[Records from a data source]
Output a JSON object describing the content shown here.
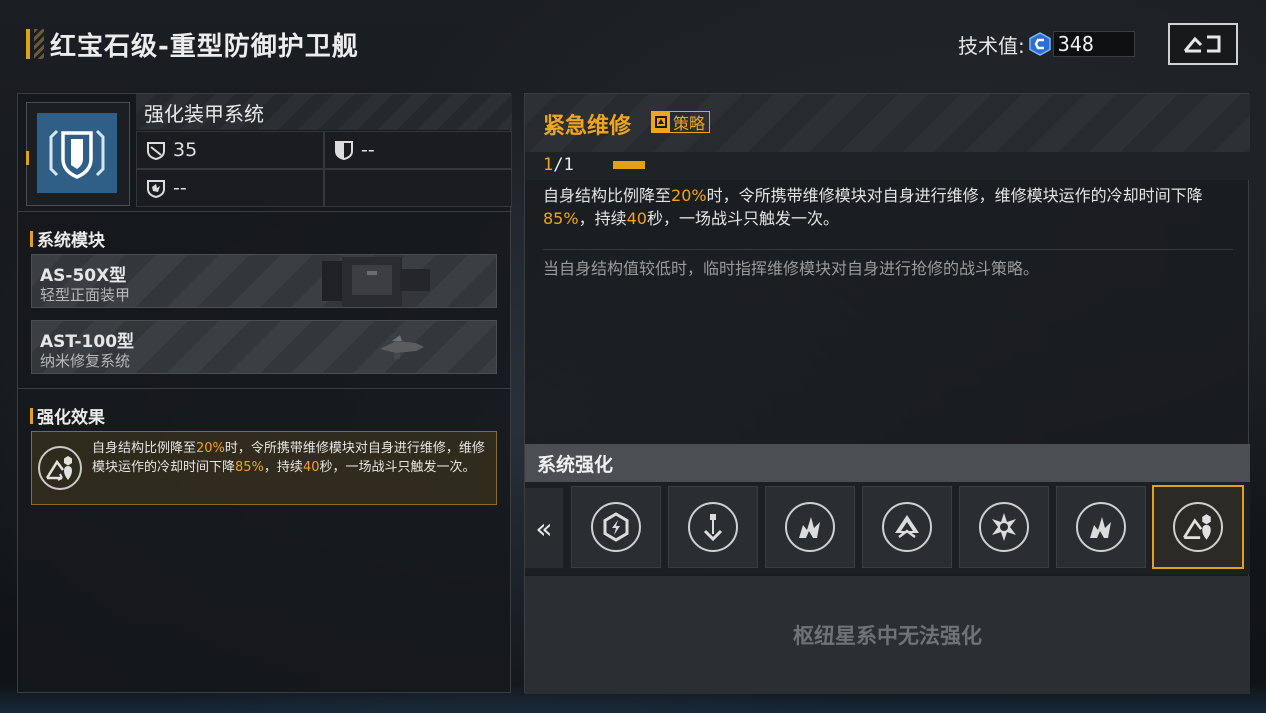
{
  "header": {
    "title": "红宝石级-重型防御护卫舰",
    "tech_label": "技术值:",
    "tech_value": "348",
    "back_icon": "return-icon"
  },
  "system": {
    "name": "强化装甲系统",
    "icon": "armor-shield-icon",
    "stats": [
      {
        "icon": "structure-stat-icon",
        "value": "35"
      },
      {
        "icon": "armor-stat-icon",
        "value": "--"
      },
      {
        "icon": "shield-stat-icon",
        "value": "--"
      }
    ]
  },
  "modules": {
    "title": "系统模块",
    "items": [
      {
        "name": "AS-50X型",
        "subtitle": "轻型正面装甲"
      },
      {
        "name": "AST-100型",
        "subtitle": "纳米修复系统"
      }
    ]
  },
  "effect": {
    "title": "强化效果",
    "icon": "repair-drone-icon",
    "text_1": "自身结构比例降至",
    "val_1": "20%",
    "text_2": "时，令所携带维修模块对自身进行维修，维修模块运作的冷却时间下降",
    "val_2": "85%",
    "text_3": "，持续",
    "val_3": "40",
    "text_4": "秒，一场战斗只触发一次。"
  },
  "skill": {
    "title": "紧急维修",
    "tag": "策略",
    "level_current": "1",
    "level_max": "/1",
    "desc_1": "自身结构比例降至",
    "val_1": "20%",
    "desc_2": "时，令所携带维修模块对自身进行维修，维修模块运作的冷却时间下降",
    "val_2": "85%",
    "desc_3": "，持续",
    "val_3": "40",
    "desc_4": "秒，一场战斗只触发一次。",
    "flavor": "当自身结构值较低时，临时指挥维修模块对自身进行抢修的战斗策略。"
  },
  "enhance": {
    "title": "系统强化",
    "scroll_left": "«",
    "slots": [
      {
        "icon": "hex-lightning-icon"
      },
      {
        "icon": "drill-down-icon"
      },
      {
        "icon": "burst-damage-icon"
      },
      {
        "icon": "delta-boost-icon"
      },
      {
        "icon": "star-burst-icon"
      },
      {
        "icon": "burst-damage-icon"
      },
      {
        "icon": "repair-drone-icon",
        "selected": true
      }
    ],
    "locked_text": "枢纽星系中无法强化"
  },
  "colors": {
    "accent": "#e0a21a",
    "highlight": "#f0a51c",
    "system_icon_bg": "#2f5f86"
  }
}
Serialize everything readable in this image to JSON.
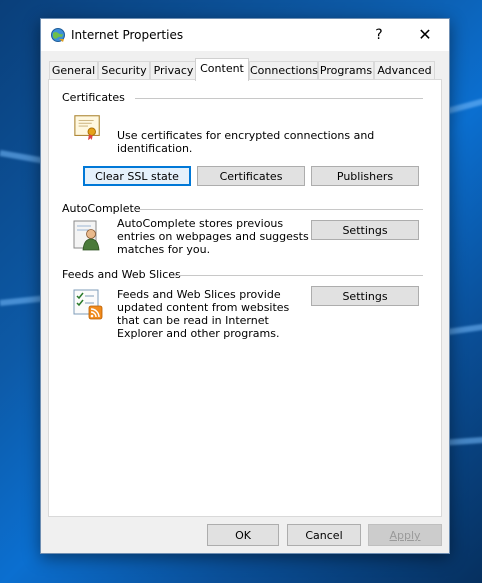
{
  "window": {
    "title": "Internet Properties",
    "help": "?",
    "close": "✕"
  },
  "tabs": [
    {
      "label": "General"
    },
    {
      "label": "Security"
    },
    {
      "label": "Privacy"
    },
    {
      "label": "Content",
      "active": true
    },
    {
      "label": "Connections"
    },
    {
      "label": "Programs"
    },
    {
      "label": "Advanced"
    }
  ],
  "certificates": {
    "title": "Certificates",
    "description": "Use certificates for encrypted connections and identification.",
    "clear_ssl": "Clear SSL state",
    "certificates_btn": "Certificates",
    "publishers_btn": "Publishers",
    "icon": "certificate-icon"
  },
  "autocomplete": {
    "title": "AutoComplete",
    "description": "AutoComplete stores previous entries on webpages and suggests matches for you.",
    "settings": "Settings",
    "icon": "autocomplete-user-icon"
  },
  "feeds": {
    "title": "Feeds and Web Slices",
    "description": "Feeds and Web Slices provide updated content from websites that can be read in Internet Explorer and other programs.",
    "settings": "Settings",
    "icon": "feed-checklist-icon"
  },
  "footer": {
    "ok": "OK",
    "cancel": "Cancel",
    "apply": "Apply"
  }
}
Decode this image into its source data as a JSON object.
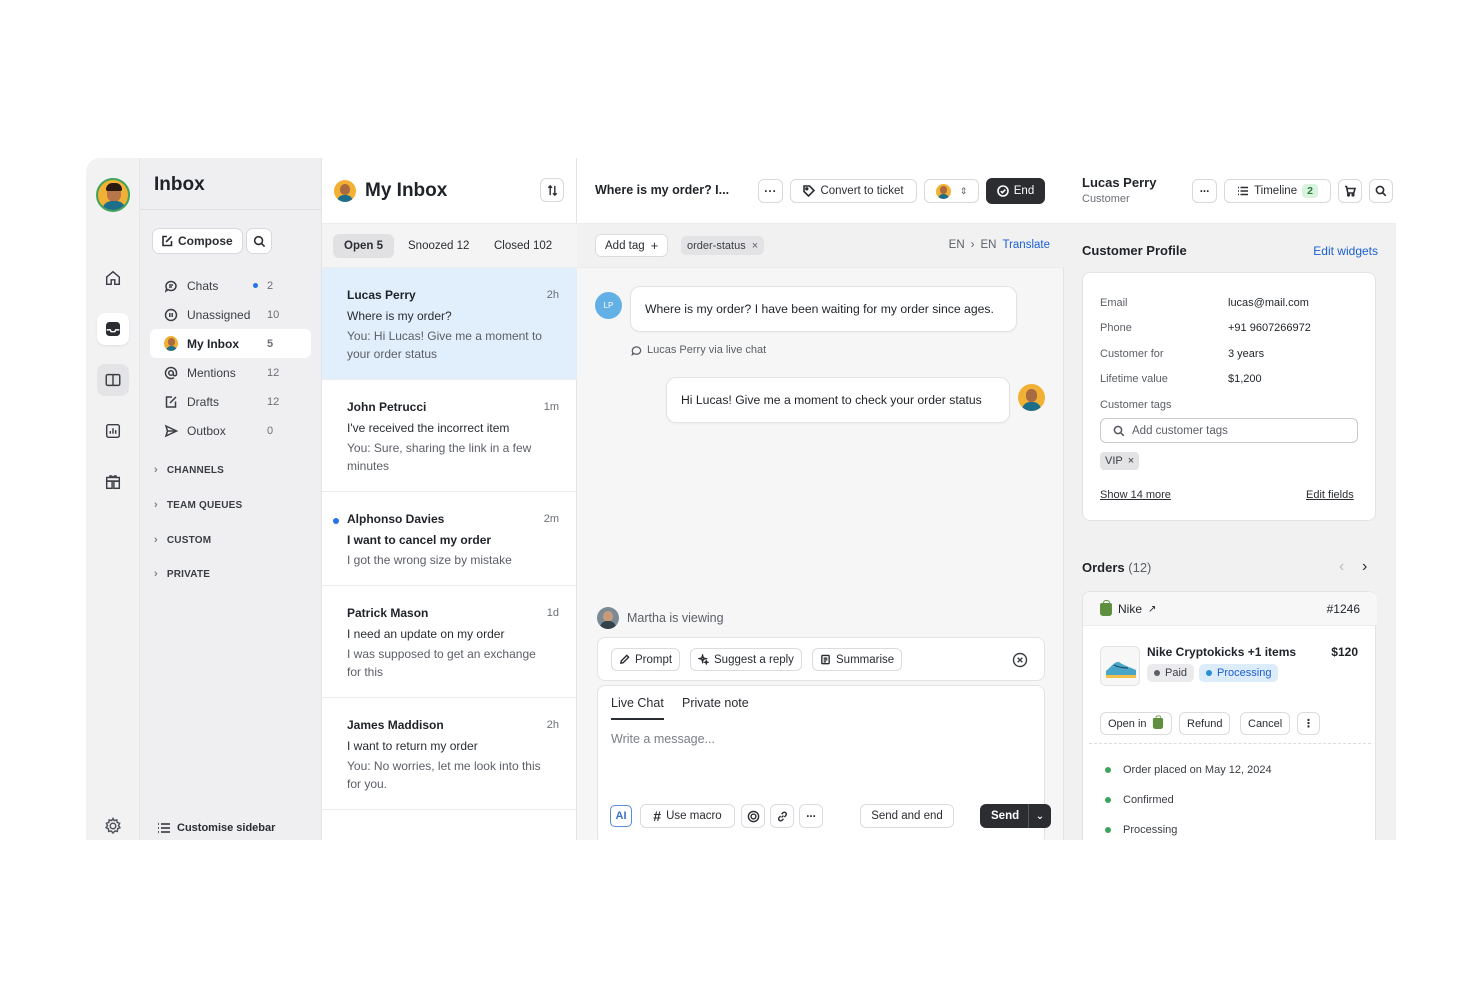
{
  "sidebar": {
    "title": "Inbox",
    "compose_label": "Compose",
    "nav": [
      {
        "label": "Chats",
        "count": "2"
      },
      {
        "label": "Unassigned",
        "count": "10"
      },
      {
        "label": "My Inbox",
        "count": "5"
      },
      {
        "label": "Mentions",
        "count": "12"
      },
      {
        "label": "Drafts",
        "count": "12"
      },
      {
        "label": "Outbox",
        "count": "0"
      }
    ],
    "groups": [
      "CHANNELS",
      "TEAM QUEUES",
      "CUSTOM",
      "PRIVATE"
    ],
    "customise_label": "Customise sidebar"
  },
  "inbox": {
    "title": "My Inbox",
    "tabs": [
      "Open 5",
      "Snoozed 12",
      "Closed 102"
    ],
    "conversations": [
      {
        "name": "Lucas Perry",
        "time": "2h",
        "subject": "Where is my order?",
        "preview": "You: Hi Lucas! Give me  a moment to your order status"
      },
      {
        "name": "John Petrucci",
        "time": "1m",
        "subject": "I've received the incorrect item",
        "preview": "You: Sure, sharing the link in a few minutes"
      },
      {
        "name": "Alphonso Davies",
        "time": "2m",
        "subject": "I want to cancel my order",
        "preview": "I got the wrong size by mistake"
      },
      {
        "name": "Patrick Mason",
        "time": "1d",
        "subject": "I need an update on my order",
        "preview": "I was supposed to get an exchange for this"
      },
      {
        "name": "James Maddison",
        "time": "2h",
        "subject": "I want to return my order",
        "preview": "You: No worries, let me look into this for you."
      }
    ]
  },
  "chat": {
    "title": "Where is my order? I...",
    "convert_label": "Convert to ticket",
    "end_label": "End",
    "add_tag_label": "Add tag",
    "tag": "order-status",
    "lang_from": "EN",
    "lang_to": "EN",
    "translate_label": "Translate",
    "customer_initials": "LP",
    "customer_message": "Where is my order? I have been waiting for my order since ages.",
    "via_label": "Lucas Perry via live chat",
    "agent_message": "Hi Lucas! Give me  a moment to check your order status",
    "viewing_label": "Martha is viewing",
    "ai_actions": [
      "Prompt",
      "Suggest a reply",
      "Summarise"
    ],
    "composer_tabs": [
      "Live Chat",
      "Private note"
    ],
    "composer_placeholder": "Write a message...",
    "ai_tag": "AI",
    "macro_label": "Use macro",
    "send_end_label": "Send and end",
    "send_label": "Send"
  },
  "customer": {
    "name": "Lucas Perry",
    "role": "Customer",
    "timeline_label": "Timeline",
    "timeline_count": "2",
    "profile_title": "Customer Profile",
    "edit_widgets_label": "Edit widgets",
    "fields": [
      {
        "label": "Email",
        "value": "lucas@mail.com"
      },
      {
        "label": "Phone",
        "value": "+91 9607266972"
      },
      {
        "label": "Customer for",
        "value": "3 years"
      },
      {
        "label": "Lifetime value",
        "value": "$1,200"
      }
    ],
    "tags_label": "Customer tags",
    "tags_placeholder": "Add customer tags",
    "tags": [
      "VIP"
    ],
    "show_more_label": "Show 14 more",
    "edit_fields_label": "Edit fields"
  },
  "orders": {
    "title": "Orders",
    "count": "(12)",
    "store": "Nike",
    "order_id": "#1246",
    "product": "Nike Cryptokicks +1 items",
    "price": "$120",
    "payment_status": "Paid",
    "fulfillment_status": "Processing",
    "actions": [
      "Open in",
      "Refund",
      "Cancel"
    ],
    "timeline": [
      "Order placed on May 12, 2024",
      "Confirmed",
      "Processing"
    ]
  }
}
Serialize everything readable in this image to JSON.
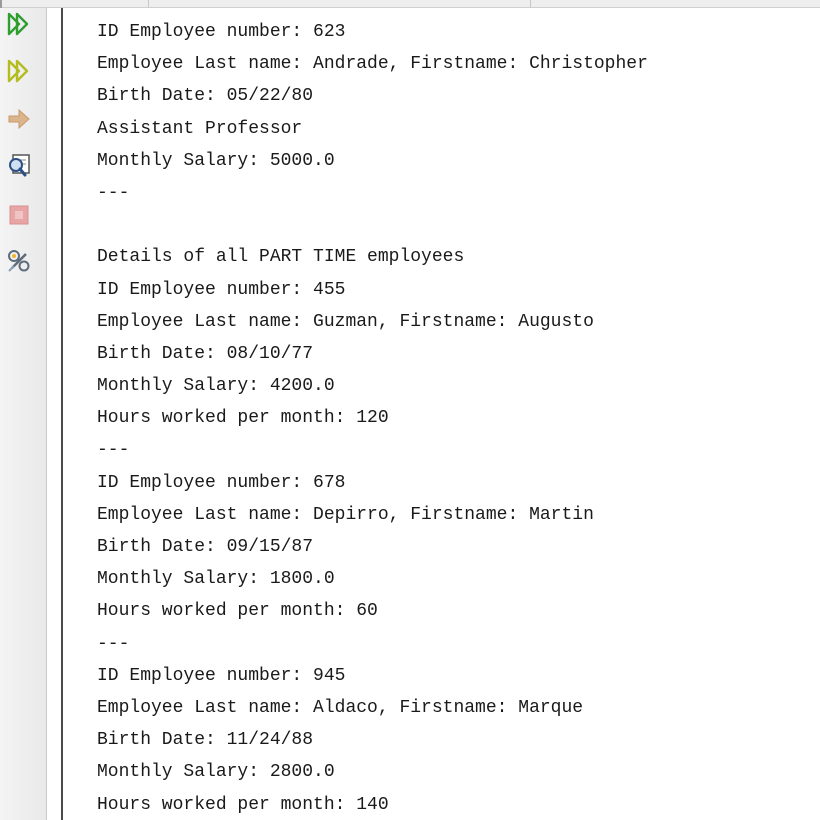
{
  "toolbar": {
    "buttons": [
      {
        "name": "rerun",
        "icon": "double-play-green-icon",
        "color": "#3cae3c"
      },
      {
        "name": "rerun-with-changes",
        "icon": "double-play-yellow-icon",
        "color": "#b9c42a"
      },
      {
        "name": "continue",
        "icon": "arrow-right-icon",
        "color": "#d8b08a"
      },
      {
        "name": "find",
        "icon": "search-window-icon",
        "color": "#4a6fa5"
      },
      {
        "name": "stop",
        "icon": "stop-icon",
        "color": "#e59a9a"
      },
      {
        "name": "settings",
        "icon": "tools-icon",
        "color": "#7a8a9a"
      }
    ]
  },
  "console": {
    "lines": [
      "ID Employee number: 623",
      "Employee Last name: Andrade, Firstname: Christopher",
      "Birth Date: 05/22/80",
      "Assistant Professor",
      "Monthly Salary: 5000.0",
      "---",
      "",
      "Details of all PART TIME employees",
      "ID Employee number: 455",
      "Employee Last name: Guzman, Firstname: Augusto",
      "Birth Date: 08/10/77",
      "Monthly Salary: 4200.0",
      "Hours worked per month: 120",
      "---",
      "ID Employee number: 678",
      "Employee Last name: Depirro, Firstname: Martin",
      "Birth Date: 09/15/87",
      "Monthly Salary: 1800.0",
      "Hours worked per month: 60",
      "---",
      "ID Employee number: 945",
      "Employee Last name: Aldaco, Firstname: Marque",
      "Birth Date: 11/24/88",
      "Monthly Salary: 2800.0",
      "Hours worked per month: 140"
    ]
  }
}
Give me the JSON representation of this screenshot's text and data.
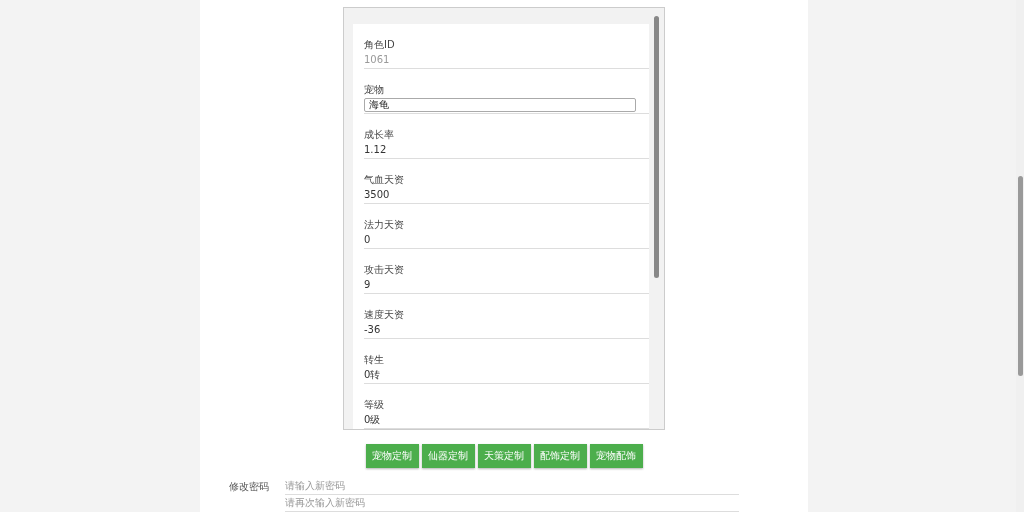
{
  "pet_form": {
    "fields": [
      {
        "kind": "readonly",
        "label": "角色ID",
        "value": "1061"
      },
      {
        "kind": "select",
        "label": "宠物",
        "value": "海龟"
      },
      {
        "kind": "input",
        "label": "成长率",
        "value": "1.12"
      },
      {
        "kind": "input",
        "label": "气血天资",
        "value": "3500"
      },
      {
        "kind": "input",
        "label": "法力天资",
        "value": "0"
      },
      {
        "kind": "input",
        "label": "攻击天资",
        "value": "9"
      },
      {
        "kind": "input",
        "label": "速度天资",
        "value": "-36"
      },
      {
        "kind": "input",
        "label": "转生",
        "value": "0转"
      },
      {
        "kind": "input",
        "label": "等级",
        "value": "0级"
      }
    ]
  },
  "actions": [
    "宠物定制",
    "仙器定制",
    "天策定制",
    "配饰定制",
    "宠物配饰"
  ],
  "password": {
    "label": "修改密码",
    "fields": [
      {
        "placeholder": "请输入新密码"
      },
      {
        "placeholder": "请再次输入新密码"
      }
    ]
  }
}
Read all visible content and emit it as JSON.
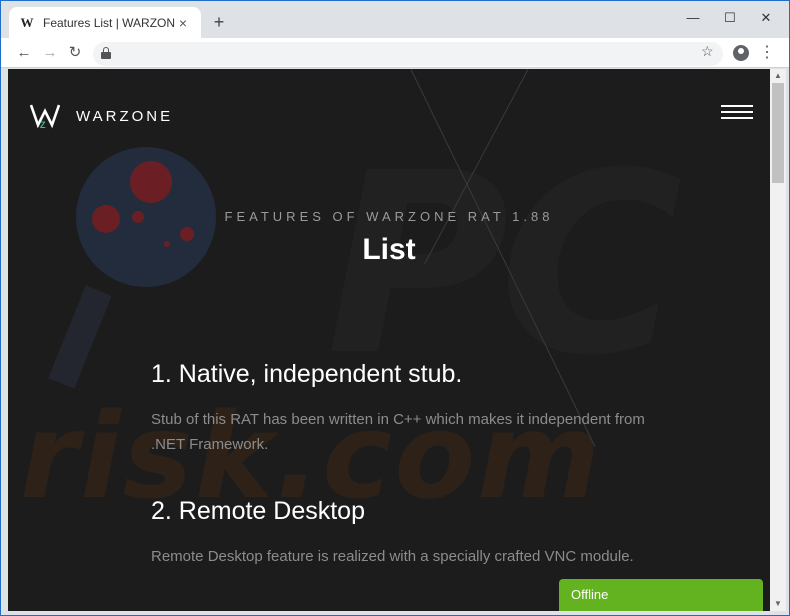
{
  "browser": {
    "tab_title": "Features List | WARZONE",
    "tab_favicon": "W",
    "tab_close": "×",
    "new_tab": "+",
    "window_controls": {
      "minimize": "—",
      "maximize": "☐",
      "close": "✕"
    },
    "nav": {
      "back": "←",
      "forward": "→",
      "reload": "↻"
    },
    "star": "☆",
    "menu": "⋮"
  },
  "site": {
    "logo_text": "WARZONE",
    "subtitle": "FEATURES OF WARZONE RAT 1.88",
    "title": "List",
    "features": [
      {
        "heading": "1. Native, independent stub.",
        "description": "Stub of this RAT has been written in C++ which makes it independent from .NET Framework."
      },
      {
        "heading": "2. Remote Desktop",
        "description": "Remote Desktop feature is realized with a specially crafted VNC module."
      }
    ],
    "status_badge": "Offline"
  },
  "watermark": {
    "text": "risk.com",
    "letters": "PC"
  },
  "colors": {
    "page_bg": "#1c1c1c",
    "badge": "#63b21f",
    "heading": "#ffffff",
    "desc": "#8c8c8c",
    "frame": "#1f6fc8"
  },
  "scrollbar": {
    "up": "▲",
    "down": "▼"
  }
}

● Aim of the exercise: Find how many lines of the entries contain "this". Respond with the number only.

● Expected answer: 7